What this task involves:
Your job is to write out each record precisely as it stands.

Data section:
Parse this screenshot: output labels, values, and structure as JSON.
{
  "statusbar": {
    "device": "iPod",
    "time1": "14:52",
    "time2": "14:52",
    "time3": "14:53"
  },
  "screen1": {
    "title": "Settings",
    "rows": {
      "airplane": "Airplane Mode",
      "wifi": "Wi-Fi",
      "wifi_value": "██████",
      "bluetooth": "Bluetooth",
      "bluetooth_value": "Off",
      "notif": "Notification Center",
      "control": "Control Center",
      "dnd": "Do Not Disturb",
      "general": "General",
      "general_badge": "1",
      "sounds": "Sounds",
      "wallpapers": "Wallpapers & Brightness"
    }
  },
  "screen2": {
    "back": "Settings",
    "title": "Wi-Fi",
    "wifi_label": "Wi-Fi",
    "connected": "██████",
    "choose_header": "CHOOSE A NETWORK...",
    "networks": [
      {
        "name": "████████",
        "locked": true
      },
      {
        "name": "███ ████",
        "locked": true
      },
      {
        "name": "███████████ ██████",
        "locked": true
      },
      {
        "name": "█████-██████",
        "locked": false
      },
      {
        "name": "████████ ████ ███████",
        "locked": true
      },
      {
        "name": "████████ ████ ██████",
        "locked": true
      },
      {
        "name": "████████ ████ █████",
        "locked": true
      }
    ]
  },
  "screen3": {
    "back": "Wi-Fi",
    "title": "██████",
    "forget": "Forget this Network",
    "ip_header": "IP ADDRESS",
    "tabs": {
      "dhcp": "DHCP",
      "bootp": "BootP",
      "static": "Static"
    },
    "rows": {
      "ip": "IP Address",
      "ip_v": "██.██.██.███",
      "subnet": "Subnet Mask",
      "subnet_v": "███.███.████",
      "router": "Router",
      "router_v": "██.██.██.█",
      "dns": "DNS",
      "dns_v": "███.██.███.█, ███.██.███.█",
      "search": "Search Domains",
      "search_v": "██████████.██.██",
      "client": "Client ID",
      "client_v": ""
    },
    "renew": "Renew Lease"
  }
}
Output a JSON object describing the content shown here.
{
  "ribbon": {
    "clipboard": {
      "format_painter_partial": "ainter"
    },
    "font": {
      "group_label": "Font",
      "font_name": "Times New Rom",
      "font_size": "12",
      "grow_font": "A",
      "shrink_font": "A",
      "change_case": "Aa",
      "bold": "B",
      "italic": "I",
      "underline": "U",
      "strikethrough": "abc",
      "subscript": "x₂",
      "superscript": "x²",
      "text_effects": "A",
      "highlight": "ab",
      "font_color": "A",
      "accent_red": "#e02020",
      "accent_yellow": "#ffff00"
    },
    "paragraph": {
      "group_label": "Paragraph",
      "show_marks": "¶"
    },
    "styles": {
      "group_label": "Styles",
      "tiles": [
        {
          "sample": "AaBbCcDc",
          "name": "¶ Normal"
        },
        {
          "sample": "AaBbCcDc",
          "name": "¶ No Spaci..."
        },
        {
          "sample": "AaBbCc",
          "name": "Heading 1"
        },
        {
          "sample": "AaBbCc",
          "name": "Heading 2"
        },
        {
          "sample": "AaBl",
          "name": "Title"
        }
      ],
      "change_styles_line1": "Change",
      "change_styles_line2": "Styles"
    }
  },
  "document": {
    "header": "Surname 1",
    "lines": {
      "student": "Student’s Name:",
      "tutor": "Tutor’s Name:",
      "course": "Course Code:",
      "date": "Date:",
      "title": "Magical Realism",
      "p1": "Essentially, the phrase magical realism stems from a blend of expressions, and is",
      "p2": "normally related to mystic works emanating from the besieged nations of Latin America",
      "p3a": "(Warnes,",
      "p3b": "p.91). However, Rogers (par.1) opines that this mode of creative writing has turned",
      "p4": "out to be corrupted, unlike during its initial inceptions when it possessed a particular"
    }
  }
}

Completed exercise:
Parse this screenshot: output labels, values, and structure as JSON.
{
  "statusbar": {
    "device": "iPod",
    "time1": "14:52",
    "time2": "14:52",
    "time3": "14:53"
  },
  "screen1": {
    "title": "Settings",
    "rows": {
      "airplane": "Airplane Mode",
      "wifi": "Wi-Fi",
      "wifi_value": "██████",
      "bluetooth": "Bluetooth",
      "bluetooth_value": "Off",
      "notif": "Notification Center",
      "control": "Control Center",
      "dnd": "Do Not Disturb",
      "general": "General",
      "general_badge": "1",
      "sounds": "Sounds",
      "wallpapers": "Wallpapers & Brightness"
    }
  },
  "screen2": {
    "back": "Settings",
    "title": "Wi-Fi",
    "wifi_label": "Wi-Fi",
    "connected": "██████",
    "choose_header": "CHOOSE A NETWORK...",
    "networks": [
      {
        "name": "████████",
        "locked": true
      },
      {
        "name": "███ ████",
        "locked": true
      },
      {
        "name": "███████████ ██████",
        "locked": true
      },
      {
        "name": "█████-██████",
        "locked": false
      },
      {
        "name": "████████ ████ ███████",
        "locked": true
      },
      {
        "name": "████████ ████ ██████",
        "locked": true
      },
      {
        "name": "████████ ████ █████",
        "locked": true
      }
    ]
  },
  "screen3": {
    "back": "Wi-Fi",
    "title": "██████",
    "forget": "Forget this Network",
    "ip_header": "IP ADDRESS",
    "tabs": {
      "dhcp": "DHCP",
      "bootp": "BootP",
      "static": "Static"
    },
    "rows": {
      "ip": "IP Address",
      "ip_v": "██.██.██.███",
      "subnet": "Subnet Mask",
      "subnet_v": "███.███.████",
      "router": "Router",
      "router_v": "██.██.██.█",
      "dns": "DNS",
      "dns_v": "███.██.███.█, ███.██.███.█",
      "search": "Search Domains",
      "search_v": "██████████.██.██",
      "client": "Client ID",
      "client_v": ""
    },
    "renew": "Renew Lease"
  }
}
Output a JSON object describing the content shown here.
{
  "ribbon": {
    "clipboard": {
      "format_painter_partial": "ainter"
    },
    "font": {
      "group_label": "Font",
      "font_name": "Times New Rom",
      "font_size": "12",
      "grow_font": "A",
      "shrink_font": "A",
      "change_case": "Aa",
      "bold": "B",
      "italic": "I",
      "underline": "U",
      "strikethrough": "abc",
      "subscript": "x₂",
      "superscript": "x²",
      "text_effects": "A",
      "highlight": "ab",
      "font_color": "A",
      "accent_red": "#e02020",
      "accent_yellow": "#ffff00"
    },
    "paragraph": {
      "group_label": "Paragraph",
      "show_marks": "¶"
    },
    "styles": {
      "group_label": "Styles",
      "tiles": [
        {
          "sample": "AaBbCcDc",
          "name": "¶ Normal"
        },
        {
          "sample": "AaBbCcDc",
          "name": "¶ No Spaci..."
        },
        {
          "sample": "AaBbCc",
          "name": "Heading 1"
        },
        {
          "sample": "AaBbCc",
          "name": "Heading 2"
        },
        {
          "sample": "AaBl",
          "name": "Title"
        }
      ],
      "change_styles_line1": "Change",
      "change_styles_line2": "Styles"
    }
  },
  "document": {
    "header": "Surname 1",
    "lines": {
      "student": "Student’s Name:",
      "tutor": "Tutor’s Name:",
      "course": "Course Code:",
      "date": "Date:",
      "title": "Magical Realism",
      "p1": "Essentially, the phrase magical realism stems from a blend of expressions, and is",
      "p2": "normally related to mystic works emanating from the besieged nations of Latin America",
      "p3a": "(Warnes,",
      "p3b": "p.91). However, Rogers (par.1) opines that this mode of creative writing has turned",
      "p4": "out to be corrupted, unlike during its initial inceptions when it possessed a particular"
    }
  }
}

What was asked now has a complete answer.